Despite public fluoridation being such a heavily debated topic, a 2015 paper out of the Journal of Epidemiology & Community Health represents one of the rare well-designed, -controlled, and -analysed peer-reviewed research studies on the topic.
While it is difficult to manage control groups in the US where over 2/3 of our population consumes fluoridated water, it is much easier in Western Europe where fluoridation is headed towards extinction. This observational study looked at hyperthyroidism prevalence in 2 neighboring cities and the results were not good for fluoride drinkers' thyroids.
"We found that higher levels of fluoride in drinking water provide a useful contribution for predicting prevalence of hypothyroidism. We found that practices located in the West Midlands (a wholly fluoridated area) are nearly twice as likely to report high hypothyroidism prevalence in comparison to Greater Manchester (non-fluoridated area)." (Peckham, 2015)
The writers go on to conclude that Fluoride exposure should be considered a contributing factor to Hyperthyroidism. In the United States, where Fluoride is added to our water without our permission or control, anyone attempting to reduce their risk of Hyperthyroidism should consider a water filter like the REVIVAL Ultra filter that can filter Fluoride.
Science behind the study
If we know that fluoride may be increasing the risk of hyperthyroidism, the logical question to ask is "Why?".
The thyroid gland plays a critical role in the bodies health by regulating its metabolic rate. Because all metabolically active cells require thyroid hormone for proper functioning, thyroid disruption can have a wide range of effects on virtually every system of the body and chemicals that interfere with thyroid function must be treated with great concern. According to the U.S. National Research Council, there is substantial evidence that fluoride exposure can impact thyroid function. Fluoride was historically used as a thyroid suppressant by doctors. The fluoride dose capable of reducing thyroid function was notably low — just 2 to 5 mg per day over several months. This dose is well within the range of what individuals living in fluoridated communities are now estimated to receive on a regular basis. Based on fluoride’s anti-thyroid effects, concerns have arisen about whether current fluoride exposures could be contributing to the increased prevalence of under-active thyroid.
Hypothyroidism entails the thyroid gland failing to produce sufficient quantities of the thyroid hormones, T3 and T4. These hormones are required by all metabolically active cells and their reduced presence produces a range of ill effects, including fatigue, muscle/joint pain, depression, weight gain, menstrual disturbances, impaired fertility, impaired memory, and inability to concentrate. When T3 and T4 levels begin to fall, the pituitary gland responds by increasing production of “Thyroid Stimulating Hormone” (TSH) as a means of getting the thyroid to produce more T3 and T4. The most common thyroid effect associated with fluoride exposure appears to be an increase in TSH levels without the reciprocating increase in T3 and T4.

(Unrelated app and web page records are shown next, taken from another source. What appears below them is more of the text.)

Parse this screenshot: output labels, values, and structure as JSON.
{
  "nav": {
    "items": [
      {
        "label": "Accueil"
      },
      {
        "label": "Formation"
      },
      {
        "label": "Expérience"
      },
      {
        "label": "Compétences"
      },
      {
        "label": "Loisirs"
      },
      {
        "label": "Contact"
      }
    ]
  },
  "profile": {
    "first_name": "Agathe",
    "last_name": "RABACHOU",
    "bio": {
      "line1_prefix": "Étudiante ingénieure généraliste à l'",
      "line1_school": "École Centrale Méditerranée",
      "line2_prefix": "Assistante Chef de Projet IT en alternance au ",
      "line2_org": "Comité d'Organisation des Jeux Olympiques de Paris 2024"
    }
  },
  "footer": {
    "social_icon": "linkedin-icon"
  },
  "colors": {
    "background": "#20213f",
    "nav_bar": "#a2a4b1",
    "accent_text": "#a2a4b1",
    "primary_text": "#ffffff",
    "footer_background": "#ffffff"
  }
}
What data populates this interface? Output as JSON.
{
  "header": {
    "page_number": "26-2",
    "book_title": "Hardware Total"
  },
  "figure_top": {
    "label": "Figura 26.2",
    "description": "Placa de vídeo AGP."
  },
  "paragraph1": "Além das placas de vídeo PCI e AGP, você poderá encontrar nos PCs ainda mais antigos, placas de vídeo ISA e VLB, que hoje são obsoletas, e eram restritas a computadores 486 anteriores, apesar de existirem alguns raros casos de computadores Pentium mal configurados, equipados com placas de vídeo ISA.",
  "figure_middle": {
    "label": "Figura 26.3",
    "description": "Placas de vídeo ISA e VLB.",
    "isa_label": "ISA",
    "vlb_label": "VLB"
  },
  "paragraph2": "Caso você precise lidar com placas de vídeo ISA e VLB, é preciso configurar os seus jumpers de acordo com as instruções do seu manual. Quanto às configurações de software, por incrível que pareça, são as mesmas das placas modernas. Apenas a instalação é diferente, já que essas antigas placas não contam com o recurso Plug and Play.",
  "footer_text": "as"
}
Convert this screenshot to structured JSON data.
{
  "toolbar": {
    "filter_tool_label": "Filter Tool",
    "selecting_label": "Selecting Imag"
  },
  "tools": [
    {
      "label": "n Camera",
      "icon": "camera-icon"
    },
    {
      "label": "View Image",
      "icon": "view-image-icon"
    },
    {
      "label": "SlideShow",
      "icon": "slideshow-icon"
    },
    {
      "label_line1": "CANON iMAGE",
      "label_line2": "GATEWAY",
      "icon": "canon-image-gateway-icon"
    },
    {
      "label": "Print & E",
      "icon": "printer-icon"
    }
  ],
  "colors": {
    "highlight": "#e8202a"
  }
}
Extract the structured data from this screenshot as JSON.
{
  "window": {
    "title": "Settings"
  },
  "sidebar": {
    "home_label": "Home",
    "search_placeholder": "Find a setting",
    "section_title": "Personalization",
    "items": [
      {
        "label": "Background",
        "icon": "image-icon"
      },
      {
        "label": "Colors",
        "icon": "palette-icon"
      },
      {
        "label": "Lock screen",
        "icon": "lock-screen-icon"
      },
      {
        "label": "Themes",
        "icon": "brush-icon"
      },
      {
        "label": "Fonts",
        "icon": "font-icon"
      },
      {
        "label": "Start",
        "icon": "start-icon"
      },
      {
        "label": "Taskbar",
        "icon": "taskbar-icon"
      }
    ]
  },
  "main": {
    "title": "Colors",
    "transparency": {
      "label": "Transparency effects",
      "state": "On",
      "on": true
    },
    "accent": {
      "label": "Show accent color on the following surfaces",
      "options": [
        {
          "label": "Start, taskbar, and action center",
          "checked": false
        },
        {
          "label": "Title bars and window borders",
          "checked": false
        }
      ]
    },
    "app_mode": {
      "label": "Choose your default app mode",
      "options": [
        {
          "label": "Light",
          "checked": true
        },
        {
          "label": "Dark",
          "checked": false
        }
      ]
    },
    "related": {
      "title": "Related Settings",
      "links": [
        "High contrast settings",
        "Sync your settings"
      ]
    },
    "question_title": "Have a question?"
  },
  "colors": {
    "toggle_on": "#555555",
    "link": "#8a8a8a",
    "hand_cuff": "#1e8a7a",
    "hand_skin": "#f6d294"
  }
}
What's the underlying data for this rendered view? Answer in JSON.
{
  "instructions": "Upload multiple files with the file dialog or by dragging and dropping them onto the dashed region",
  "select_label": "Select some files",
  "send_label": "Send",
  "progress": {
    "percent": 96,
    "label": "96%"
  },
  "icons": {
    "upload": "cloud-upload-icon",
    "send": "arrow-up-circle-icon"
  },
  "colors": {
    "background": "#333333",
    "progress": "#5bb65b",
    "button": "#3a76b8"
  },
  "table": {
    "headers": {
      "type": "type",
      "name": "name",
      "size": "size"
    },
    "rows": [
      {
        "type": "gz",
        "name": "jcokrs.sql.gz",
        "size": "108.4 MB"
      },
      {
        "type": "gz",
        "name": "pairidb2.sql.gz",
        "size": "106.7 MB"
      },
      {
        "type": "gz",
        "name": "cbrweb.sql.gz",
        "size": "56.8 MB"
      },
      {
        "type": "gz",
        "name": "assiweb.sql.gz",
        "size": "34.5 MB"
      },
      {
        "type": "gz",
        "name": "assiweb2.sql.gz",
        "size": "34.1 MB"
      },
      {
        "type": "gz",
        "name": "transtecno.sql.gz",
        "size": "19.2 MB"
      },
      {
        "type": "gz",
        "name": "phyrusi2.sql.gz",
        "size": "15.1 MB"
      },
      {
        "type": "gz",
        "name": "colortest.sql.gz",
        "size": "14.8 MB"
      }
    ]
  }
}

In short, fluoride is a known thyroid inhibitor. One of the most important functions of the thyroid is to product hormones that spur along the metabolism. When they can't be produced, a cascade of health effects result that compromise our health.
The abstract of the study is available here.